Could you print every record exactly as it stands?

# ENTRIES SUPPLIED:
=== Begin Enclosure ===

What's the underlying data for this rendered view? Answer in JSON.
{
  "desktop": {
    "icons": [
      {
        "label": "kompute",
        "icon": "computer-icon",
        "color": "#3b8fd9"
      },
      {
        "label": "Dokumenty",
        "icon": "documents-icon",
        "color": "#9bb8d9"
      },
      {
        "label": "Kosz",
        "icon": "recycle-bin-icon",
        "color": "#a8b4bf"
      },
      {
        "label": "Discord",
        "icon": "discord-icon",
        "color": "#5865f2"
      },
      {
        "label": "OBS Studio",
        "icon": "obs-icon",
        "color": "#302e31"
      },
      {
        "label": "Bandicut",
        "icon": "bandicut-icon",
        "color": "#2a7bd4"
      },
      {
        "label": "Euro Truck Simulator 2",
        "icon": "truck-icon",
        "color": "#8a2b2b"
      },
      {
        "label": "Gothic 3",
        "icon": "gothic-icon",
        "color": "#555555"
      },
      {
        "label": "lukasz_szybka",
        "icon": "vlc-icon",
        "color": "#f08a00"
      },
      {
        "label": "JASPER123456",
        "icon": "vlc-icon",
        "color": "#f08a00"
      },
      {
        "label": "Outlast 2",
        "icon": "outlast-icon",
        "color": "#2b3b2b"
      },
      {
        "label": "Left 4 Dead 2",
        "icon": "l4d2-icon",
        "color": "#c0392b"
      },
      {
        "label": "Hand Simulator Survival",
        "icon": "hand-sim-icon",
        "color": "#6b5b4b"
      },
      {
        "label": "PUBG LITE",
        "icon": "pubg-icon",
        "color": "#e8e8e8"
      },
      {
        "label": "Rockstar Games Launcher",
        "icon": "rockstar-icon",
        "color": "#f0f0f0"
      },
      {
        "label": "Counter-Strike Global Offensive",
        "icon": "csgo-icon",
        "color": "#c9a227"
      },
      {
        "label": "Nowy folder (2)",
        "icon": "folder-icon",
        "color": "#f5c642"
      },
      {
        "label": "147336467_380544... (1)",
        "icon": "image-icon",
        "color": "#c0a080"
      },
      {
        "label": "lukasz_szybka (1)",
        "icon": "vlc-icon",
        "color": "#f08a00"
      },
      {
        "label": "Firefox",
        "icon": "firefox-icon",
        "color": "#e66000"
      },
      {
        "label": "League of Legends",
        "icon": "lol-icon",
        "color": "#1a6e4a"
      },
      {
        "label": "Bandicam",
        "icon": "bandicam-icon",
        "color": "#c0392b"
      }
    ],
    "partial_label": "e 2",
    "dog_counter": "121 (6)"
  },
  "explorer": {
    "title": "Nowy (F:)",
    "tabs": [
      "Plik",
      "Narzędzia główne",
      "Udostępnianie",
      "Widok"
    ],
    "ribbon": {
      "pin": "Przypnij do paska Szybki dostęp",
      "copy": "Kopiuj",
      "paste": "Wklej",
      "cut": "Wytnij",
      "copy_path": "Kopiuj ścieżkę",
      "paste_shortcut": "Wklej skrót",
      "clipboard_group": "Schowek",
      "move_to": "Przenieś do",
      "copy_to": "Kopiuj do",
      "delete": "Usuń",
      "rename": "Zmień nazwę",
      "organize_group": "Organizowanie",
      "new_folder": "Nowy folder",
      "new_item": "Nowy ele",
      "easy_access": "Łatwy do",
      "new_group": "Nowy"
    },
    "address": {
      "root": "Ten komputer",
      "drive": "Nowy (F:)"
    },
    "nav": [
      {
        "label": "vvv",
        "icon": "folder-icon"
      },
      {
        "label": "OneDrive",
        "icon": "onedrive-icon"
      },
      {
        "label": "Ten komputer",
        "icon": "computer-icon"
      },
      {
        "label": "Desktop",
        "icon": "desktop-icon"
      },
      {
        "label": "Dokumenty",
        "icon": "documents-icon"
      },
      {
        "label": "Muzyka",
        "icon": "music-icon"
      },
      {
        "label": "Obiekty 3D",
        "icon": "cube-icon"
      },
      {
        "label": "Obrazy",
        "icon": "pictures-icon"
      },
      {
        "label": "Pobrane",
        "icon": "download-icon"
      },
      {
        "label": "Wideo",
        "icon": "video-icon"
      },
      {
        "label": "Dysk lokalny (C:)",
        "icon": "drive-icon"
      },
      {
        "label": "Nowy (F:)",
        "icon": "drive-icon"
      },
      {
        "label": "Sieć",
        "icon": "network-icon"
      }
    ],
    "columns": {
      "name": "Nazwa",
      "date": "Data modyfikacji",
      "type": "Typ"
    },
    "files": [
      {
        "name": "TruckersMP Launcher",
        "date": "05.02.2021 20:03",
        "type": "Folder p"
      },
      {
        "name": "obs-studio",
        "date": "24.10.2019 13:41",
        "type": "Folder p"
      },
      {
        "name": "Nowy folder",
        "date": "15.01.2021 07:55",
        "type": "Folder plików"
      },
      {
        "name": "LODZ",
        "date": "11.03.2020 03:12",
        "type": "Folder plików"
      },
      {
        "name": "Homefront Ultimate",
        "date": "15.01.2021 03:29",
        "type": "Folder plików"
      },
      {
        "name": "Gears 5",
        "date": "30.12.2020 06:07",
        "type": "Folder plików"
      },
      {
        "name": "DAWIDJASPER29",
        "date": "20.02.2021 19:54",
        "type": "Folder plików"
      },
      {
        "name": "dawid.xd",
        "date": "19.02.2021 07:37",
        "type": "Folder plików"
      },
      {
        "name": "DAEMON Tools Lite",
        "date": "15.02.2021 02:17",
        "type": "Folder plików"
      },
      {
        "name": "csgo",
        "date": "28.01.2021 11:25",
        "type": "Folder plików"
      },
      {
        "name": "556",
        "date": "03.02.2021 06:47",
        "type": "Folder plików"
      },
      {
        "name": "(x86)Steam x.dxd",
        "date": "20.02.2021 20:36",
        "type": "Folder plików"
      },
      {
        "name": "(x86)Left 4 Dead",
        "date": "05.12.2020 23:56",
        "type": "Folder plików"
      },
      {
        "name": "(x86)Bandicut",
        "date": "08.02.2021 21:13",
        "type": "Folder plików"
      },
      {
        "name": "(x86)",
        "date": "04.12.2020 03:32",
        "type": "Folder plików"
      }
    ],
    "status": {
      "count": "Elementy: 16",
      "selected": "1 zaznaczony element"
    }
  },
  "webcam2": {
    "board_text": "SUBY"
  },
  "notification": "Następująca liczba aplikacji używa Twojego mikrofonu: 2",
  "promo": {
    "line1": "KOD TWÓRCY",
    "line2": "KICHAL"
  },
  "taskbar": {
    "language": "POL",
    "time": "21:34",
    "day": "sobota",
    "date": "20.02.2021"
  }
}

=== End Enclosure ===

# ANSWER SPACE:
What's the underlying data for this rendered view? Answer in JSON.
{
  "desktop": {
    "icons": [
      {
        "label": "kompute",
        "icon": "computer-icon",
        "color": "#3b8fd9"
      },
      {
        "label": "Dokumenty",
        "icon": "documents-icon",
        "color": "#9bb8d9"
      },
      {
        "label": "Kosz",
        "icon": "recycle-bin-icon",
        "color": "#a8b4bf"
      },
      {
        "label": "Discord",
        "icon": "discord-icon",
        "color": "#5865f2"
      },
      {
        "label": "OBS Studio",
        "icon": "obs-icon",
        "color": "#302e31"
      },
      {
        "label": "Bandicut",
        "icon": "bandicut-icon",
        "color": "#2a7bd4"
      },
      {
        "label": "Euro Truck Simulator 2",
        "icon": "truck-icon",
        "color": "#8a2b2b"
      },
      {
        "label": "Gothic 3",
        "icon": "gothic-icon",
        "color": "#555555"
      },
      {
        "label": "lukasz_szybka",
        "icon": "vlc-icon",
        "color": "#f08a00"
      },
      {
        "label": "JASPER123456",
        "icon": "vlc-icon",
        "color": "#f08a00"
      },
      {
        "label": "Outlast 2",
        "icon": "outlast-icon",
        "color": "#2b3b2b"
      },
      {
        "label": "Left 4 Dead 2",
        "icon": "l4d2-icon",
        "color": "#c0392b"
      },
      {
        "label": "Hand Simulator Survival",
        "icon": "hand-sim-icon",
        "color": "#6b5b4b"
      },
      {
        "label": "PUBG LITE",
        "icon": "pubg-icon",
        "color": "#e8e8e8"
      },
      {
        "label": "Rockstar Games Launcher",
        "icon": "rockstar-icon",
        "color": "#f0f0f0"
      },
      {
        "label": "Counter-Strike Global Offensive",
        "icon": "csgo-icon",
        "color": "#c9a227"
      },
      {
        "label": "Nowy folder (2)",
        "icon": "folder-icon",
        "color": "#f5c642"
      },
      {
        "label": "147336467_380544... (1)",
        "icon": "image-icon",
        "color": "#c0a080"
      },
      {
        "label": "lukasz_szybka (1)",
        "icon": "vlc-icon",
        "color": "#f08a00"
      },
      {
        "label": "Firefox",
        "icon": "firefox-icon",
        "color": "#e66000"
      },
      {
        "label": "League of Legends",
        "icon": "lol-icon",
        "color": "#1a6e4a"
      },
      {
        "label": "Bandicam",
        "icon": "bandicam-icon",
        "color": "#c0392b"
      }
    ],
    "partial_label": "e 2",
    "dog_counter": "121 (6)"
  },
  "explorer": {
    "title": "Nowy (F:)",
    "tabs": [
      "Plik",
      "Narzędzia główne",
      "Udostępnianie",
      "Widok"
    ],
    "ribbon": {
      "pin": "Przypnij do paska Szybki dostęp",
      "copy": "Kopiuj",
      "paste": "Wklej",
      "cut": "Wytnij",
      "copy_path": "Kopiuj ścieżkę",
      "paste_shortcut": "Wklej skrót",
      "clipboard_group": "Schowek",
      "move_to": "Przenieś do",
      "copy_to": "Kopiuj do",
      "delete": "Usuń",
      "rename": "Zmień nazwę",
      "organize_group": "Organizowanie",
      "new_folder": "Nowy folder",
      "new_item": "Nowy ele",
      "easy_access": "Łatwy do",
      "new_group": "Nowy"
    },
    "address": {
      "root": "Ten komputer",
      "drive": "Nowy (F:)"
    },
    "nav": [
      {
        "label": "vvv",
        "icon": "folder-icon"
      },
      {
        "label": "OneDrive",
        "icon": "onedrive-icon"
      },
      {
        "label": "Ten komputer",
        "icon": "computer-icon"
      },
      {
        "label": "Desktop",
        "icon": "desktop-icon"
      },
      {
        "label": "Dokumenty",
        "icon": "documents-icon"
      },
      {
        "label": "Muzyka",
        "icon": "music-icon"
      },
      {
        "label": "Obiekty 3D",
        "icon": "cube-icon"
      },
      {
        "label": "Obrazy",
        "icon": "pictures-icon"
      },
      {
        "label": "Pobrane",
        "icon": "download-icon"
      },
      {
        "label": "Wideo",
        "icon": "video-icon"
      },
      {
        "label": "Dysk lokalny (C:)",
        "icon": "drive-icon"
      },
      {
        "label": "Nowy (F:)",
        "icon": "drive-icon"
      },
      {
        "label": "Sieć",
        "icon": "network-icon"
      }
    ],
    "columns": {
      "name": "Nazwa",
      "date": "Data modyfikacji",
      "type": "Typ"
    },
    "files": [
      {
        "name": "TruckersMP Launcher",
        "date": "05.02.2021 20:03",
        "type": "Folder p"
      },
      {
        "name": "obs-studio",
        "date": "24.10.2019 13:41",
        "type": "Folder p"
      },
      {
        "name": "Nowy folder",
        "date": "15.01.2021 07:55",
        "type": "Folder plików"
      },
      {
        "name": "LODZ",
        "date": "11.03.2020 03:12",
        "type": "Folder plików"
      },
      {
        "name": "Homefront Ultimate",
        "date": "15.01.2021 03:29",
        "type": "Folder plików"
      },
      {
        "name": "Gears 5",
        "date": "30.12.2020 06:07",
        "type": "Folder plików"
      },
      {
        "name": "DAWIDJASPER29",
        "date": "20.02.2021 19:54",
        "type": "Folder plików"
      },
      {
        "name": "dawid.xd",
        "date": "19.02.2021 07:37",
        "type": "Folder plików"
      },
      {
        "name": "DAEMON Tools Lite",
        "date": "15.02.2021 02:17",
        "type": "Folder plików"
      },
      {
        "name": "csgo",
        "date": "28.01.2021 11:25",
        "type": "Folder plików"
      },
      {
        "name": "556",
        "date": "03.02.2021 06:47",
        "type": "Folder plików"
      },
      {
        "name": "(x86)Steam x.dxd",
        "date": "20.02.2021 20:36",
        "type": "Folder plików"
      },
      {
        "name": "(x86)Left 4 Dead",
        "date": "05.12.2020 23:56",
        "type": "Folder plików"
      },
      {
        "name": "(x86)Bandicut",
        "date": "08.02.2021 21:13",
        "type": "Folder plików"
      },
      {
        "name": "(x86)",
        "date": "04.12.2020 03:32",
        "type": "Folder plików"
      }
    ],
    "status": {
      "count": "Elementy: 16",
      "selected": "1 zaznaczony element"
    }
  },
  "webcam2": {
    "board_text": "SUBY"
  },
  "notification": "Następująca liczba aplikacji używa Twojego mikrofonu: 2",
  "promo": {
    "line1": "KOD TWÓRCY",
    "line2": "KICHAL"
  },
  "taskbar": {
    "language": "POL",
    "time": "21:34",
    "day": "sobota",
    "date": "20.02.2021"
  }
}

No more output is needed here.